Now, this pembonym just wrote itself. Shopping in Waitrose on the Kings Road today, on the way home from work, I spied these little blighters. A punnet of teeny strasberries. A quick google reveals that the strasberry was “born” in South America in the 1900s but virtually disappeared for the last half century until some Dutch growers rediscovered it. On sale in certain shops, like Waitrose for a couple of quid over summer months, they come marked “limited edition speciality berries” – how thoroughly exciting.

They are tiny, with deeply imbedded dark seeds and an aromatic sweet smell. They taste like a juicier, sweeter version of strawberries and are quite lovely. Nothing, just nothing, can beat fresh English strawberries – the best ones are those illicitly popped into your mouth when you’re Picking-Your-Own but these were gorgeous sweet little poppets, which I smothered in ice-cream and scoffed.
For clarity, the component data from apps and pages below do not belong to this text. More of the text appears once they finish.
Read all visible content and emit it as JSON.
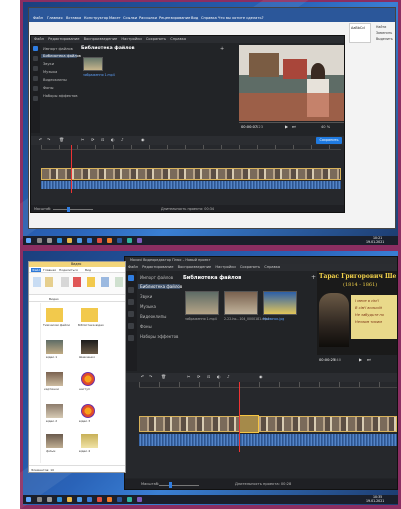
{
  "top": {
    "app_title": "Movavi Видеоредактор Плюс – Новый проект",
    "menu": [
      "Файл",
      "Редактирование",
      "Воспроизведение",
      "Настройки",
      "Сохранить",
      "Справка"
    ],
    "ribbon_tabs": [
      "Файл",
      "Главная",
      "Вставка",
      "Конструктор",
      "Макет",
      "Ссылки",
      "Рассылки",
      "Рецензирование",
      "Вид",
      "Справка",
      "Что вы хотите сделать?"
    ],
    "categories": [
      "Импорт файлов",
      "Библиотека файлов",
      "Звуки",
      "Музыка",
      "Видеоклипы",
      "Фоны",
      "Наборы эффектов"
    ],
    "panel_title": "Библиотека файлов",
    "thumb_label": "зображення 1.mp4",
    "timecode": "00:00:07",
    "timecode_ms": ".123",
    "zoom": "40 %",
    "save_label": "Сохранить",
    "tooltip_title": "Разрезать",
    "tooltip_body": "Разрезать выбранный клип в позиции воспроизведения",
    "scale_label": "Масштаб:",
    "duration_label": "Длительность проекта: 00:34",
    "side_header": "AaBbCcI",
    "side_items": [
      "Найти",
      "Заменить",
      "Выделить"
    ],
    "tray_time": "10:21",
    "tray_date": "19.01.2021"
  },
  "bottom": {
    "app_title": "Movavi Видеоредактор Плюс – Новый проект",
    "menu": [
      "Файл",
      "Редактирование",
      "Воспроизведение",
      "Настройки",
      "Сохранить",
      "Справка"
    ],
    "categories": [
      "Импорт файлов",
      "Библиотека файлов",
      "Звуки",
      "Музыка",
      "Видеоклипы",
      "Фоны",
      "Наборы эффектов"
    ],
    "panel_title": "Библиотека файлов",
    "thumbs": [
      "зображення 1.mp4",
      "2-22-ho...104_0000181.mp4",
      "Малюнок.jpg"
    ],
    "preview_title": "Тарас Григорович Ше",
    "preview_years": "(1814 - 1861)",
    "poem_lines": [
      "І мене в сім'ї",
      "В сім'ї вольній",
      "Не забудьте по",
      "Незлим тихим"
    ],
    "timecode": "00:00:25",
    "timecode_ms": ".540",
    "scale_label": "Масштаб:",
    "duration_label": "Длительность проекта: 00:28",
    "explorer": {
      "title": "Видео",
      "tabs": [
        "Файл",
        "Главная",
        "Поделиться",
        "Вид"
      ],
      "address": "Видео",
      "files": [
        "Тимчасові файли",
        "Бібліотека відео",
        "відео 1",
        "Шевченко",
        "картинки",
        "наступ",
        "відео 2",
        "відео 3",
        "фільм",
        "відео 4"
      ],
      "status": "Элементов: 10"
    },
    "tray_time": "10:35",
    "tray_date": "19.01.2021"
  }
}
Lovely.

p.s. you may have noticed that this blog was born 4 months ago, and yet this is only the second of my much trumpeted “ingredients of the week” posts. I have decided only to feature an ingredient when it catches my eye and clearly this is only once in a blue moon, so even though this category isn’t called “ingredient of the every-so-often” I hope you get the gist, yeah?
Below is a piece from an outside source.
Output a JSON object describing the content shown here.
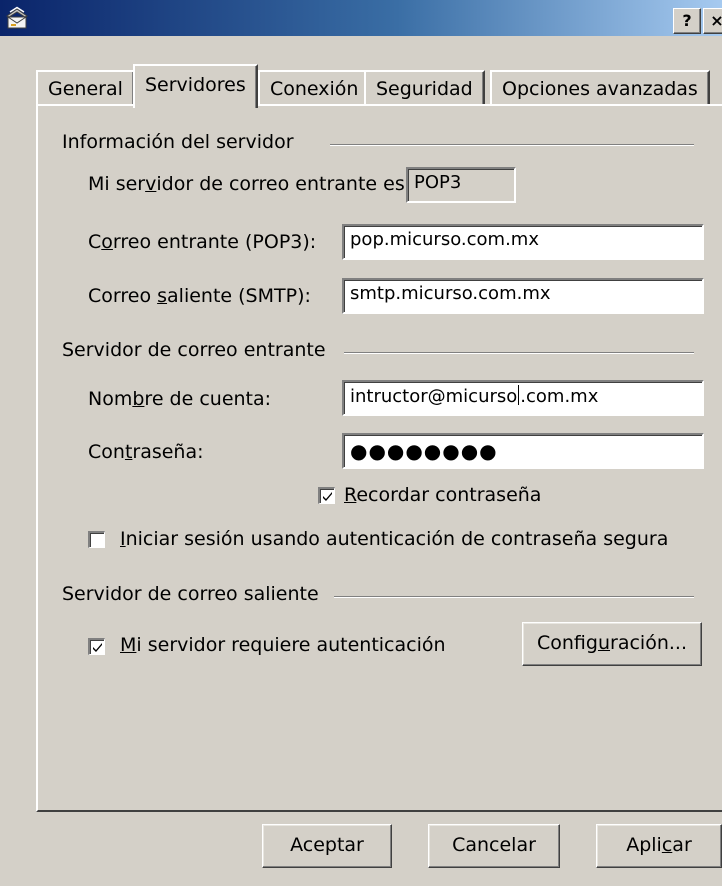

Ingredient of the Week: Medlar Jelly

17 Jan

                    A few weeks back I read an article by Nigel Slater in the Observer on Medlar fruit. About how the “fruit…smells of rancid wine and resembles nothing so much as a cat’s bottom”. Well, a fruit that looks like a cat’s bum? I was intrigued. Like a child hoping for snow on a school morning I had great anticipation that I would soon see some medlar jam or jelly and get to taste this bizarre confection. For a long time though… nothing. Then, last week I happened to pop into Partridges on my way home. Amongst the astronomically priced curiosities and American candy I saw a jar and snaffled it up immediately. And so to taste.

Well… it tastes good! And did not conjure up images of a cat’s bum, pheeeew! The texture was silky and smooth. It was gentle on my tounge, sweet and quietly rich. Need to read up on how to use it well now… but mmm, scrummy.